Guidelines on optimum treatment are now available for many diseases, but in few diseases does the standard of care evolve as quickly as it has done in the treatment of HIV infection. Whilst it may take three to five years for the results of major clinical trials in fields such as heart disease to be translated into improvements in the standard of care, treatment of HIV infection tends to change much more quickly.
In order to ensure that patients are offered a uniform minimum standard of care, and to help persuade funders to pay for new treatments, several organisations have developed guidelines for using anti-HIV drugs. Three key organisations preparing antiretroviral treatment guidelines are the British HIV Association (BHIVA), the US Department of Health and Human Services (USDHHS), and the World Heath Organization (WHO). Highlights from the UK and US guidelines are summarised below; however, given the dynamic nature of HIV treatment and research, it is recommended that readers go to the internet site of each organisation to view current guidelines and check for updates. The respective websites are:
In 2010, WHO
published newly updated guidelines for antiretroviral treatment of adults and
adolescents1, as well as for treatment of infants and children2, for prevention
of mother-to-child transmission of HIV3, and for infant feeding. One key
revision was the recommendation that HIV-positive adults, adolescents, and
children five years of age or older should start treatment when their CD4 count falls below 350 cells/mm3, regardless of whether symptoms are present or not. The recommendation replaces previous guidelines for low- and middle-income countries that recommended treatment for people with advanced symptoms of HIV disease or a CD4 count below 200 without symptoms.
The new guidance also recommends antiretroviral treatment with an efavirenz-based regimen for everyone with TB regardless of CD4 count, with antiretroviral therapy to be initiated soon after TB treatment. People with HIV and hepatitis B co-infection who have hepatitis B infection that requires treatment should also receive antiretroviral treatment with a regimen containing tenofovir and either 3TC or FTC, regardless of CD4 count.
The new guidance aims to bring treatment practice in low- and middle-income countries into line with recommendations in Europe, North America and Australia, where earlier treatment has been the norm for several years.
Under the revised guidelines
for prevention of mother-to-child transmission (PMTCT), pregnant women are now to
receive antiretroviral drugs throughout pregnancy and for the entire duration
of breastfeeding, regardless of whether or not they meet the criteria for
treatment in adults. The guidelines for PMTCT, treatment of infants and
children, and infant feeding are discussed in the corresponding chapters.

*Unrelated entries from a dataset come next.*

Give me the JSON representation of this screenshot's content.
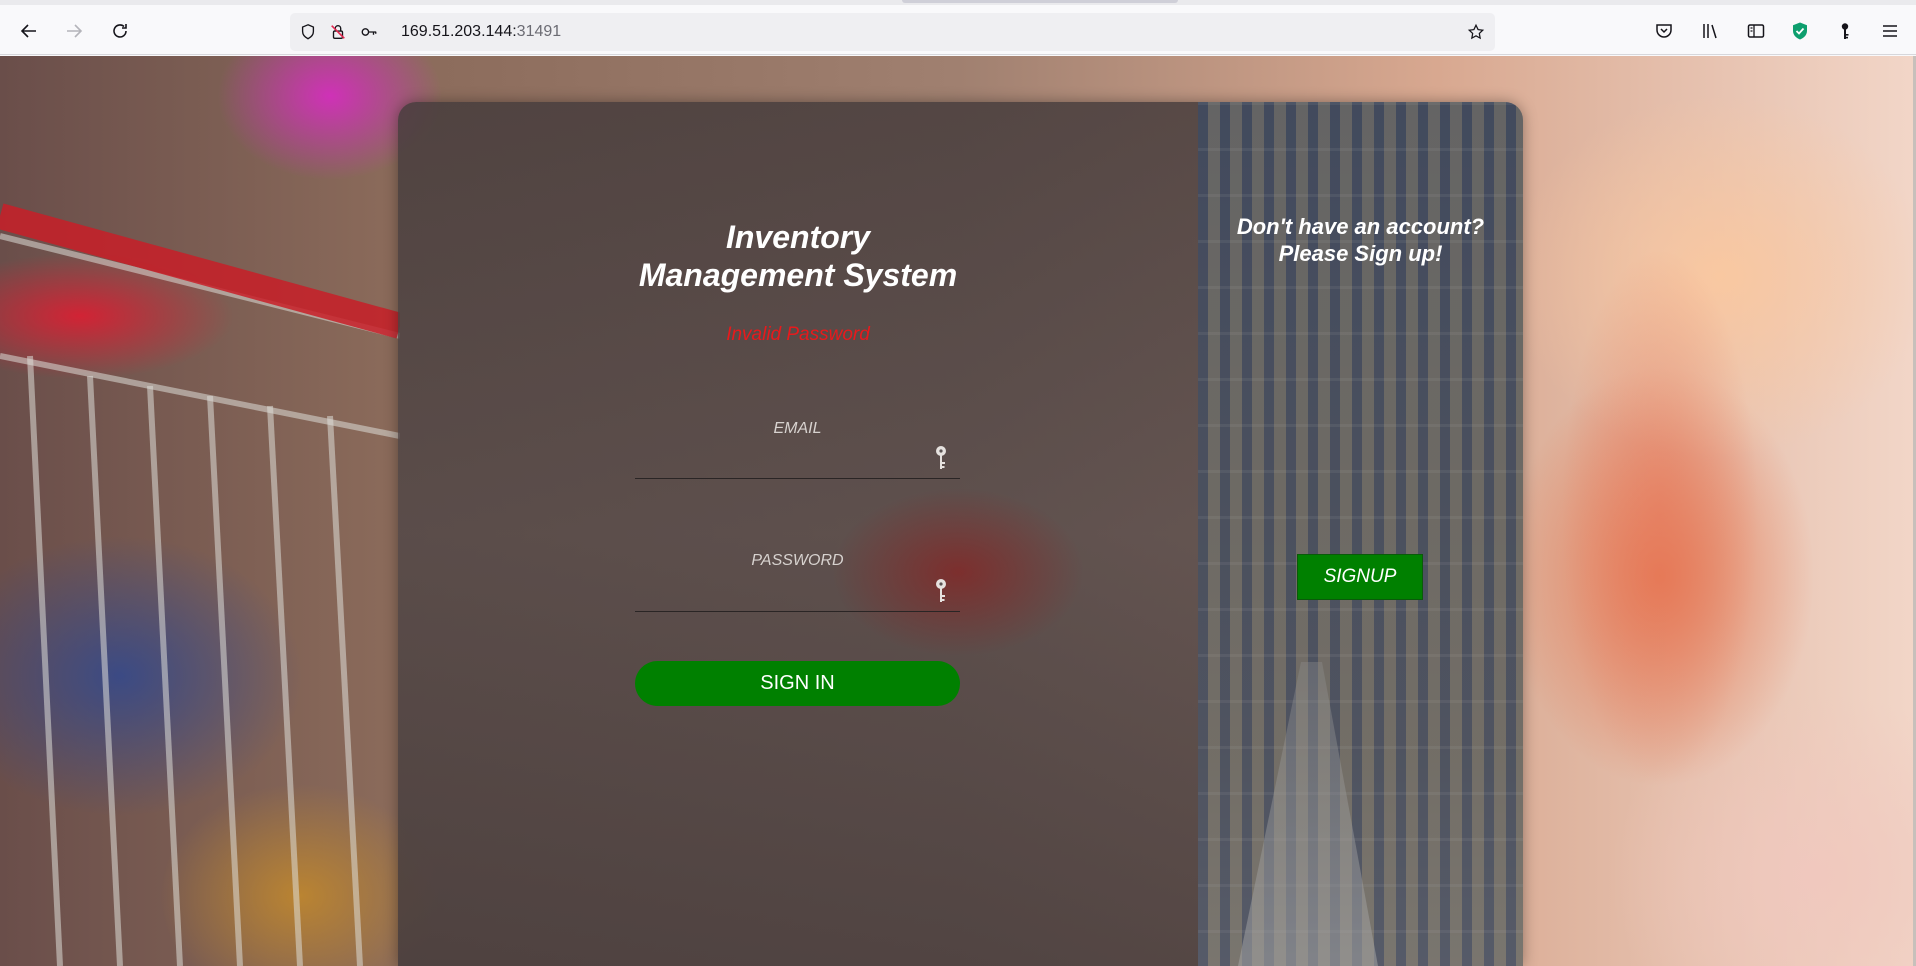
{
  "browser": {
    "url_host": "169.51.203.144:",
    "url_port": "31491",
    "icons": {
      "back": "back-arrow-icon",
      "forward": "forward-arrow-icon",
      "reload": "reload-icon",
      "shield": "tracking-shield-icon",
      "insecure": "insecure-lock-icon",
      "permissions": "key-permissions-icon",
      "bookmark": "bookmark-star-icon",
      "pocket": "pocket-icon",
      "library": "library-icon",
      "sidebar": "sidebar-icon",
      "extension_shield": "extension-shield-icon",
      "extension_key": "extension-key-icon",
      "menu": "hamburger-menu-icon"
    }
  },
  "login": {
    "title_line1": "Inventory",
    "title_line2": "Management System",
    "error_message": "Invalid Password",
    "email_label": "EMAIL",
    "email_value": "",
    "password_label": "PASSWORD",
    "password_value": "",
    "signin_label": "SIGN IN"
  },
  "signup_panel": {
    "prompt_line1": "Don't have an account?",
    "prompt_line2": "Please Sign up!",
    "signup_label": "SIGNUP"
  },
  "colors": {
    "accent_green": "#008000",
    "error_red": "#e8191c",
    "text_white": "#ffffff"
  }
}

The European AIDS Clinical Society also released updated 2009 guidelines for The Clinical Management and Treatment of HIV-infected Adults in Europe and these can be accessed at www.europeanaidsclinicalsociety.org
New guidelines for the care of HIV-positive patients were also issued by the Infectious Diseases Society of America (IDSA) in 2009 and are published in the online edition of Clinical Infectious Diseases, available at www.journals.uchicago.edu/doi/pdf/10.1086/605292. The IDSA care guidelines are distinct from those produced by the USDHHS, but should be read in conjunction with them.4